======== Task material

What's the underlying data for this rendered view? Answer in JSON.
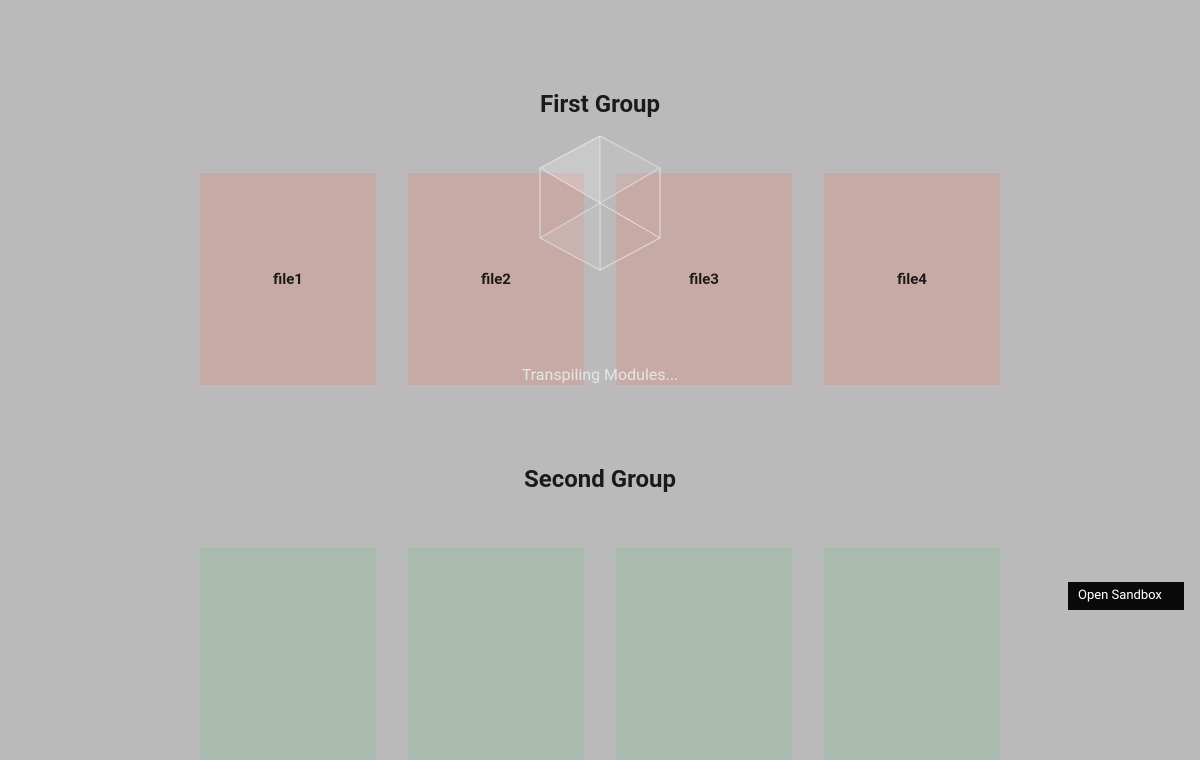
{
  "groups": [
    {
      "title": "First Group",
      "color": "pink",
      "cards": [
        {
          "label": "file1"
        },
        {
          "label": "file2"
        },
        {
          "label": "file3"
        },
        {
          "label": "file4"
        }
      ]
    },
    {
      "title": "Second Group",
      "color": "green",
      "cards": [
        {
          "label": ""
        },
        {
          "label": ""
        },
        {
          "label": ""
        },
        {
          "label": ""
        }
      ]
    }
  ],
  "overlay": {
    "status_text": "Transpiling Modules..."
  },
  "sandbox": {
    "button_label": "Open Sandbox"
  }
}
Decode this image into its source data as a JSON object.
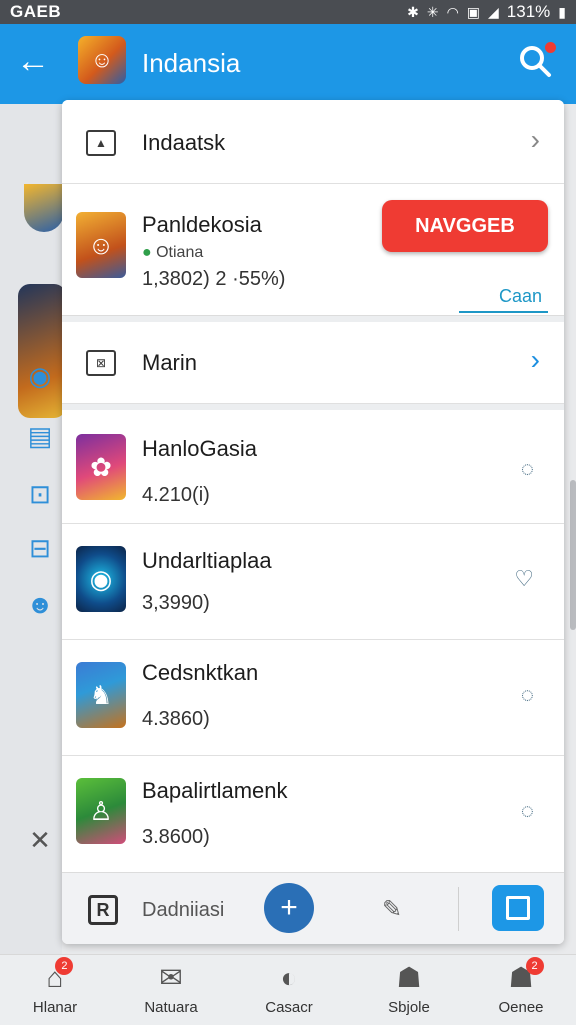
{
  "status_bar": {
    "carrier": "GAEB",
    "battery": "131%"
  },
  "app_bar": {
    "title": "Indansia"
  },
  "rows": {
    "first": {
      "title": "Indaatsk"
    },
    "featured": {
      "title": "Panldekosia",
      "tag": "Otiana",
      "stats": "1,3802)  2 ·55%)",
      "action_label": "NAVGGEB",
      "link_label": "Caan"
    },
    "menu": {
      "title": "Marin"
    },
    "games": [
      {
        "title": "HanloGasia",
        "sub": "4.210(i)"
      },
      {
        "title": "Undarltiaplaa",
        "sub": "3,3990)"
      },
      {
        "title": "Cedsnktkan",
        "sub": "4.3860)"
      },
      {
        "title": "Bapalirtlamenk",
        "sub": "3.8600)"
      }
    ]
  },
  "card_bottom": {
    "label": "Dadniiasi"
  },
  "bottom_nav": [
    {
      "label": "Hlanar",
      "badge": "2"
    },
    {
      "label": "Natuara",
      "badge": ""
    },
    {
      "label": "Casacr",
      "badge": ""
    },
    {
      "label": "Sbjole",
      "badge": ""
    },
    {
      "label": "Oenee",
      "badge": "2"
    }
  ],
  "colors": {
    "primary": "#1d97e6",
    "accent": "#ef3b33"
  }
}
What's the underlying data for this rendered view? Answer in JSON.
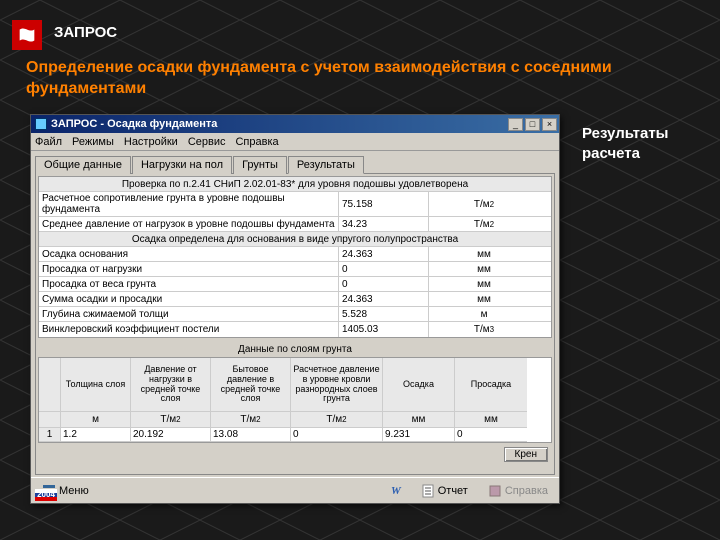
{
  "slide": {
    "header": "ЗАПРОС",
    "subtitle": "Определение осадки фундамента с учетом взаимодействия с соседними фундаментами",
    "side_label": "Результаты расчета"
  },
  "window": {
    "title": "ЗАПРОС - Осадка фундамента",
    "menu": [
      "Файл",
      "Режимы",
      "Настройки",
      "Сервис",
      "Справка"
    ],
    "tabs": [
      "Общие данные",
      "Нагрузки на пол",
      "Грунты",
      "Результаты"
    ],
    "active_tab": 3,
    "results_top_row": "Проверка по п.2.41 СНиП 2.02.01-83* для уровня подошвы удовлетворена",
    "rows_a": [
      {
        "label": "Расчетное сопротивление грунта в уровне подошвы фундамента",
        "val": "75.158",
        "unit_html": "Т/м²"
      },
      {
        "label": "Среднее давление от нагрузок в уровне подошвы фундамента",
        "val": "34.23",
        "unit_html": "Т/м²"
      }
    ],
    "section_b": "Осадка определена для основания в виде упругого полупространства",
    "rows_b": [
      {
        "label": "Осадка основания",
        "val": "24.363",
        "unit": "мм"
      },
      {
        "label": "Просадка от нагрузки",
        "val": "0",
        "unit": "мм"
      },
      {
        "label": "Просадка от веса грунта",
        "val": "0",
        "unit": "мм"
      },
      {
        "label": "Сумма осадки и просадки",
        "val": "24.363",
        "unit": "мм"
      },
      {
        "label": "Глубина сжимаемой толщи",
        "val": "5.528",
        "unit": "м"
      },
      {
        "label": "Винклеровский коэффициент постели",
        "val": "1405.03",
        "unit_html": "Т/м³"
      }
    ],
    "grid2": {
      "caption": "Данные по слоям грунта",
      "headers": [
        "",
        "Толщина слоя",
        "Давление от нагрузки в средней точке слоя",
        "Бытовое давление в средней точке слоя",
        "Расчетное давление в уровне кровли разнородных слоев грунта",
        "Осадка",
        "Просадка"
      ],
      "units": [
        "",
        "м",
        "Т/м²",
        "Т/м²",
        "Т/м²",
        "мм",
        "мм"
      ],
      "row1": [
        "1",
        "1.2",
        "20.192",
        "13.08",
        "0",
        "9.231",
        "0"
      ]
    },
    "kren": "Крен",
    "toolbar": {
      "menu": "Меню",
      "otchet": "Отчет",
      "spravka": "Справка",
      "year": "2004"
    }
  }
}
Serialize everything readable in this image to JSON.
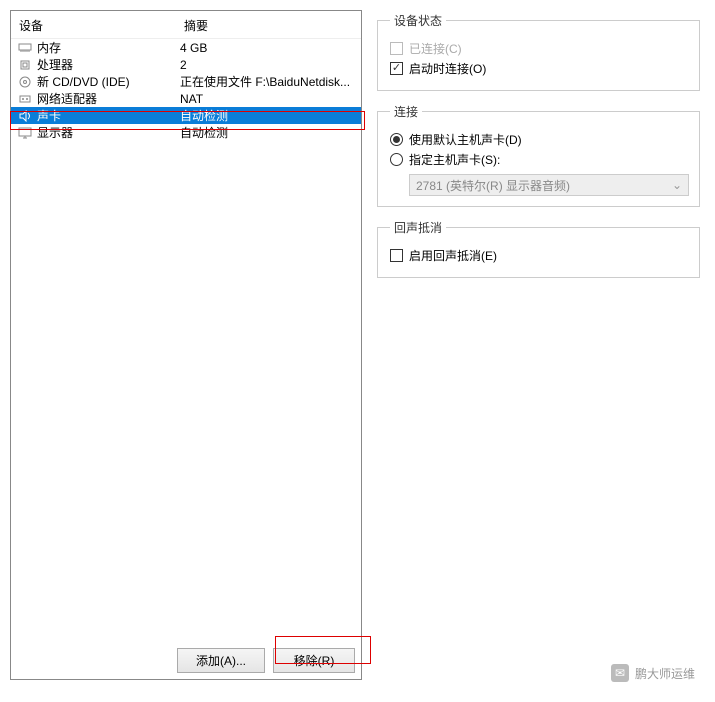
{
  "leftPanel": {
    "headerDevice": "设备",
    "headerSummary": "摘要",
    "rows": [
      {
        "icon": "memory",
        "label": "内存",
        "summary": "4 GB",
        "selected": false
      },
      {
        "icon": "cpu",
        "label": "处理器",
        "summary": "2",
        "selected": false
      },
      {
        "icon": "disc",
        "label": "新 CD/DVD (IDE)",
        "summary": "正在使用文件 F:\\BaiduNetdisk...",
        "selected": false
      },
      {
        "icon": "network",
        "label": "网络适配器",
        "summary": "NAT",
        "selected": false
      },
      {
        "icon": "sound",
        "label": "声卡",
        "summary": "自动检测",
        "selected": true
      },
      {
        "icon": "display",
        "label": "显示器",
        "summary": "自动检测",
        "selected": false
      }
    ],
    "addButton": "添加(A)...",
    "removeButton": "移除(R)"
  },
  "rightPanel": {
    "deviceStatus": {
      "legend": "设备状态",
      "connected": "已连接(C)",
      "connectedChecked": false,
      "connectAtStart": "启动时连接(O)",
      "connectAtStartChecked": true
    },
    "connection": {
      "legend": "连接",
      "defaultHost": "使用默认主机声卡(D)",
      "defaultHostChecked": true,
      "specifyHost": "指定主机声卡(S):",
      "specifyHostChecked": false,
      "comboValue": "2781 (英特尔(R) 显示器音频)"
    },
    "echoCancel": {
      "legend": "回声抵消",
      "enable": "启用回声抵消(E)",
      "enableChecked": false
    }
  },
  "watermark": "鹏大师运维"
}
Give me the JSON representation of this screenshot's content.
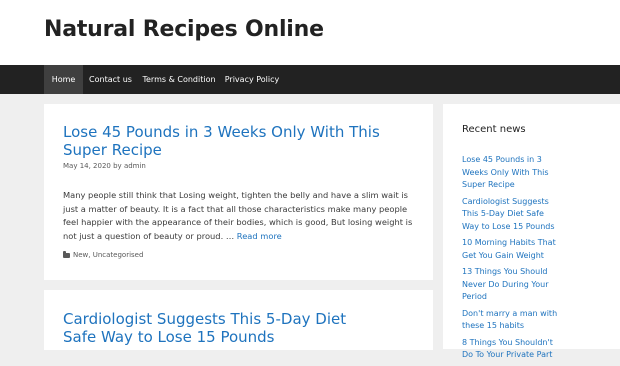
{
  "site": {
    "title": "Natural Recipes Online"
  },
  "nav": {
    "items": [
      {
        "label": "Home"
      },
      {
        "label": "Contact us"
      },
      {
        "label": "Terms & Condition"
      },
      {
        "label": "Privacy Policy"
      }
    ]
  },
  "posts": [
    {
      "title": "Lose 45 Pounds in 3 Weeks Only With This Super Recipe",
      "date": "May 14, 2020",
      "by": "by",
      "author": "admin",
      "excerpt": "Many people still think that Losing weight, tighten the belly and have a slim wait is just a matter of beauty. It is a fact that all those characteristics make many people feel happier with the appearance of their bodies, which is good, But losing weight is not just a question of beauty or proud. …",
      "read_more": "Read more",
      "categories": [
        "New",
        "Uncategorised"
      ],
      "category_separator": ", "
    },
    {
      "title": "Cardiologist Suggests This 5-Day Diet Safe Way to Lose 15 Pounds"
    }
  ],
  "sidebar": {
    "widget_title": "Recent news",
    "items": [
      {
        "label": "Lose 45 Pounds in 3 Weeks Only With This Super Recipe"
      },
      {
        "label": "Cardiologist Suggests This 5-Day Diet Safe Way to Lose 15 Pounds"
      },
      {
        "label": "10 Morning Habits That Get You Gain Weight"
      },
      {
        "label": "13 Things You Should Never Do During Your Period"
      },
      {
        "label": "Don't marry a man with these 15 habits"
      },
      {
        "label": "8 Things You Shouldn't Do To Your Private Part"
      }
    ]
  },
  "colors": {
    "link": "#1e73be",
    "nav_bg": "#222222",
    "nav_active": "#3f3f3f",
    "page_bg": "#efefef"
  }
}
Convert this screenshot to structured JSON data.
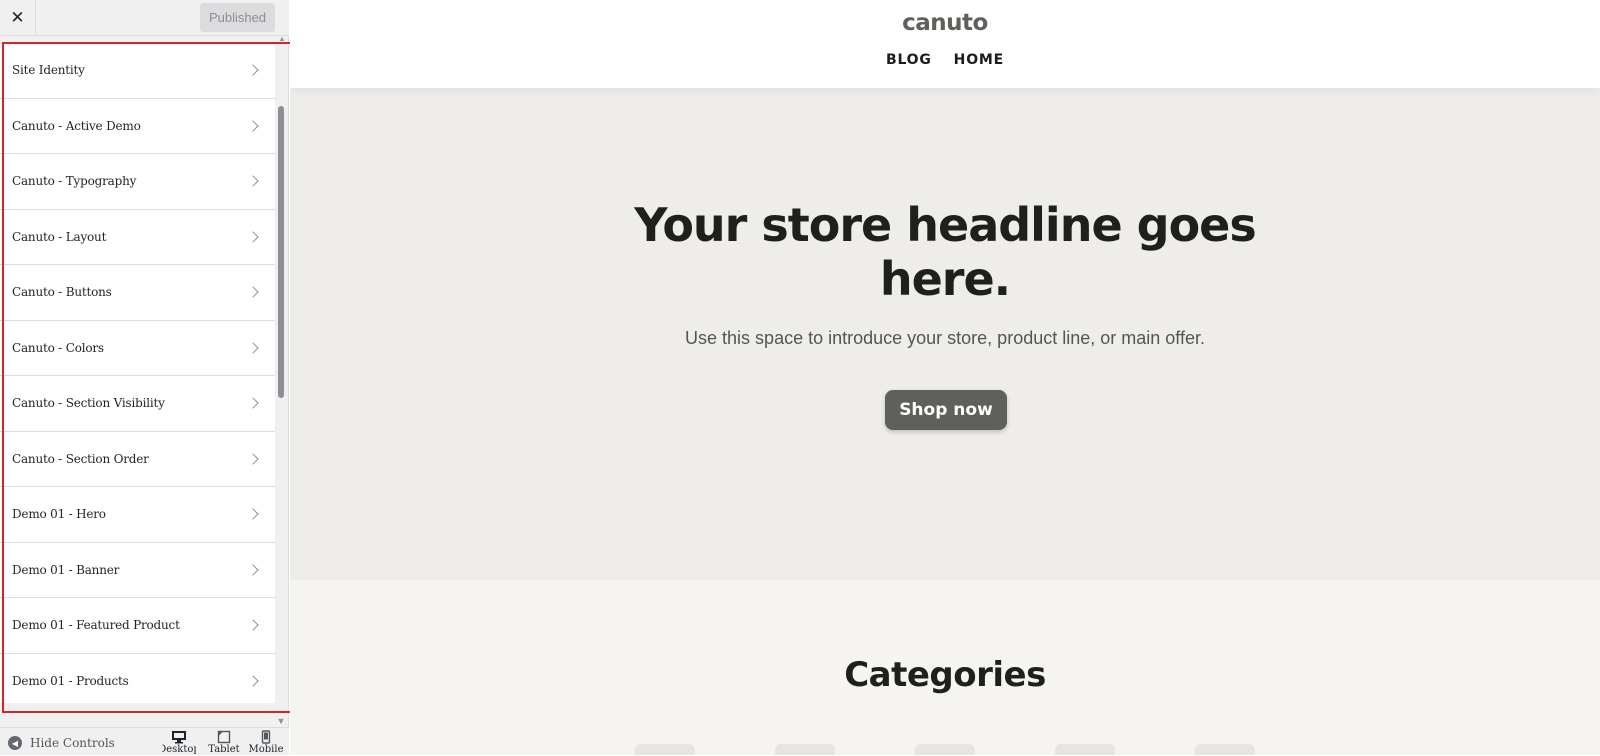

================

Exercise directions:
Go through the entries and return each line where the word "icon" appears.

Solution for this problem:
        "icon": "memory",
        "icon": "cpu",
        "icon": "disc",
        "icon": "network",
        "icon": "sound",
        "icon": "display",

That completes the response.